[Work order]
Write out the listing below word for word.

[Extracted records]
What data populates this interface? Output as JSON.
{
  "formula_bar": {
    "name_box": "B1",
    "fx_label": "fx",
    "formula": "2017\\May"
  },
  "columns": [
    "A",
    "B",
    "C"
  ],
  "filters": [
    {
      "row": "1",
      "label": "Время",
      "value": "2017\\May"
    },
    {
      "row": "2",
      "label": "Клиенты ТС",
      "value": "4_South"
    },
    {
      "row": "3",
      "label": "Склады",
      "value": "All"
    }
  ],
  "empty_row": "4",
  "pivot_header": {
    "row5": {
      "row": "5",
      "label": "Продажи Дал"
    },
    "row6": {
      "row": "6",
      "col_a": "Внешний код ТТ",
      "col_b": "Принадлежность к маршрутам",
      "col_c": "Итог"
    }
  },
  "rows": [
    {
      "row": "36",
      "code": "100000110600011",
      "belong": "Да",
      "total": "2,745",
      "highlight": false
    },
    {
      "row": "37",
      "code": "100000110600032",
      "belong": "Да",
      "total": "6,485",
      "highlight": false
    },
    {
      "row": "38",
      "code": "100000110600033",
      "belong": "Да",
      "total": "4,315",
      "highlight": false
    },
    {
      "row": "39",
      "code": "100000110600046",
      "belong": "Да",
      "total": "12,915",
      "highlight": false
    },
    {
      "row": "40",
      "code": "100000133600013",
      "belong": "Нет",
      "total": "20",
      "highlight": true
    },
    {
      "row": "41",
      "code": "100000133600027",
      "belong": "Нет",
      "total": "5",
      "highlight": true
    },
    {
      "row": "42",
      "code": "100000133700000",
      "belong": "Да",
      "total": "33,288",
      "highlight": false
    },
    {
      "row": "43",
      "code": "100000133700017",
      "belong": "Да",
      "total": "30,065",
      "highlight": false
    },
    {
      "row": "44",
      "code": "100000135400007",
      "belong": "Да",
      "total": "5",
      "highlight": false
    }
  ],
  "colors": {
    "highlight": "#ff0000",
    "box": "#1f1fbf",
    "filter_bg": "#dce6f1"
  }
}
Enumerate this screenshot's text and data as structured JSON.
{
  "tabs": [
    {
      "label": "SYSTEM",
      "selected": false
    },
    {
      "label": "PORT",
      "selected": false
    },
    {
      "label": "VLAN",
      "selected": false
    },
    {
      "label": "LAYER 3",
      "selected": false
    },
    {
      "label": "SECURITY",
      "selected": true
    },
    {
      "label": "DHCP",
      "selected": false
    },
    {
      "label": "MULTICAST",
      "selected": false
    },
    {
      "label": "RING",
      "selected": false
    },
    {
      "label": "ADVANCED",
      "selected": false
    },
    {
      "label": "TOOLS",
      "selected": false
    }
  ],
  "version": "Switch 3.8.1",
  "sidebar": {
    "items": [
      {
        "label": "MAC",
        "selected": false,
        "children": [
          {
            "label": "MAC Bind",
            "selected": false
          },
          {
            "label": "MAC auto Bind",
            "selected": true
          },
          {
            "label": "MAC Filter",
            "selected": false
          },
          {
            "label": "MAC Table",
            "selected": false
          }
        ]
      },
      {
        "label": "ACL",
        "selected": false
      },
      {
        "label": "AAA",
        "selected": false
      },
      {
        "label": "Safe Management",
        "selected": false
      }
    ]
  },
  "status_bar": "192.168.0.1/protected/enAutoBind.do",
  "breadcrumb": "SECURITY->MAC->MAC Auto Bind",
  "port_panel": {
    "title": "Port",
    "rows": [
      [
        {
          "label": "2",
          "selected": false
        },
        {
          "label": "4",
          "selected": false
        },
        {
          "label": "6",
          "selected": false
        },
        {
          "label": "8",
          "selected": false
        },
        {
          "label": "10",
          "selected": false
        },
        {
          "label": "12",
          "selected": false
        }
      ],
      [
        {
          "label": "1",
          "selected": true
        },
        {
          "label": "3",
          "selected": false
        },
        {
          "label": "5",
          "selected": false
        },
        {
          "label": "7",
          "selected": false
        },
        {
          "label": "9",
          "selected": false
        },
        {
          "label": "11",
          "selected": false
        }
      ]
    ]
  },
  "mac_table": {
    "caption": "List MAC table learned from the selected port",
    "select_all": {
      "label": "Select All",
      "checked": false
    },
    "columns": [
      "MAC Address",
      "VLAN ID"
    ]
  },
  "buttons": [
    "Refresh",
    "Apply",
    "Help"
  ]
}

[Exercise response]
What data populates this interface? Output as JSON.
{
  "formula_bar": {
    "name_box": "B1",
    "fx_label": "fx",
    "formula": "2017\\May"
  },
  "columns": [
    "A",
    "B",
    "C"
  ],
  "filters": [
    {
      "row": "1",
      "label": "Время",
      "value": "2017\\May"
    },
    {
      "row": "2",
      "label": "Клиенты ТС",
      "value": "4_South"
    },
    {
      "row": "3",
      "label": "Склады",
      "value": "All"
    }
  ],
  "empty_row": "4",
  "pivot_header": {
    "row5": {
      "row": "5",
      "label": "Продажи Дал"
    },
    "row6": {
      "row": "6",
      "col_a": "Внешний код ТТ",
      "col_b": "Принадлежность к маршрутам",
      "col_c": "Итог"
    }
  },
  "rows": [
    {
      "row": "36",
      "code": "100000110600011",
      "belong": "Да",
      "total": "2,745",
      "highlight": false
    },
    {
      "row": "37",
      "code": "100000110600032",
      "belong": "Да",
      "total": "6,485",
      "highlight": false
    },
    {
      "row": "38",
      "code": "100000110600033",
      "belong": "Да",
      "total": "4,315",
      "highlight": false
    },
    {
      "row": "39",
      "code": "100000110600046",
      "belong": "Да",
      "total": "12,915",
      "highlight": false
    },
    {
      "row": "40",
      "code": "100000133600013",
      "belong": "Нет",
      "total": "20",
      "highlight": true
    },
    {
      "row": "41",
      "code": "100000133600027",
      "belong": "Нет",
      "total": "5",
      "highlight": true
    },
    {
      "row": "42",
      "code": "100000133700000",
      "belong": "Да",
      "total": "33,288",
      "highlight": false
    },
    {
      "row": "43",
      "code": "100000133700017",
      "belong": "Да",
      "total": "30,065",
      "highlight": false
    },
    {
      "row": "44",
      "code": "100000135400007",
      "belong": "Да",
      "total": "5",
      "highlight": false
    }
  ],
  "colors": {
    "highlight": "#ff0000",
    "box": "#1f1fbf",
    "filter_bg": "#dce6f1"
  }
}
Enumerate this screenshot's text and data as structured JSON.
{
  "tabs": [
    {
      "label": "SYSTEM",
      "selected": false
    },
    {
      "label": "PORT",
      "selected": false
    },
    {
      "label": "VLAN",
      "selected": false
    },
    {
      "label": "LAYER 3",
      "selected": false
    },
    {
      "label": "SECURITY",
      "selected": true
    },
    {
      "label": "DHCP",
      "selected": false
    },
    {
      "label": "MULTICAST",
      "selected": false
    },
    {
      "label": "RING",
      "selected": false
    },
    {
      "label": "ADVANCED",
      "selected": false
    },
    {
      "label": "TOOLS",
      "selected": false
    }
  ],
  "version": "Switch 3.8.1",
  "sidebar": {
    "items": [
      {
        "label": "MAC",
        "selected": false,
        "children": [
          {
            "label": "MAC Bind",
            "selected": false
          },
          {
            "label": "MAC auto Bind",
            "selected": true
          },
          {
            "label": "MAC Filter",
            "selected": false
          },
          {
            "label": "MAC Table",
            "selected": false
          }
        ]
      },
      {
        "label": "ACL",
        "selected": false
      },
      {
        "label": "AAA",
        "selected": false
      },
      {
        "label": "Safe Management",
        "selected": false
      }
    ]
  },
  "status_bar": "192.168.0.1/protected/enAutoBind.do",
  "breadcrumb": "SECURITY->MAC->MAC Auto Bind",
  "port_panel": {
    "title": "Port",
    "rows": [
      [
        {
          "label": "2",
          "selected": false
        },
        {
          "label": "4",
          "selected": false
        },
        {
          "label": "6",
          "selected": false
        },
        {
          "label": "8",
          "selected": false
        },
        {
          "label": "10",
          "selected": false
        },
        {
          "label": "12",
          "selected": false
        }
      ],
      [
        {
          "label": "1",
          "selected": true
        },
        {
          "label": "3",
          "selected": false
        },
        {
          "label": "5",
          "selected": false
        },
        {
          "label": "7",
          "selected": false
        },
        {
          "label": "9",
          "selected": false
        },
        {
          "label": "11",
          "selected": false
        }
      ]
    ]
  },
  "mac_table": {
    "caption": "List MAC table learned from the selected port",
    "select_all": {
      "label": "Select All",
      "checked": false
    },
    "columns": [
      "MAC Address",
      "VLAN ID"
    ]
  },
  "buttons": [
    "Refresh",
    "Apply",
    "Help"
  ]
}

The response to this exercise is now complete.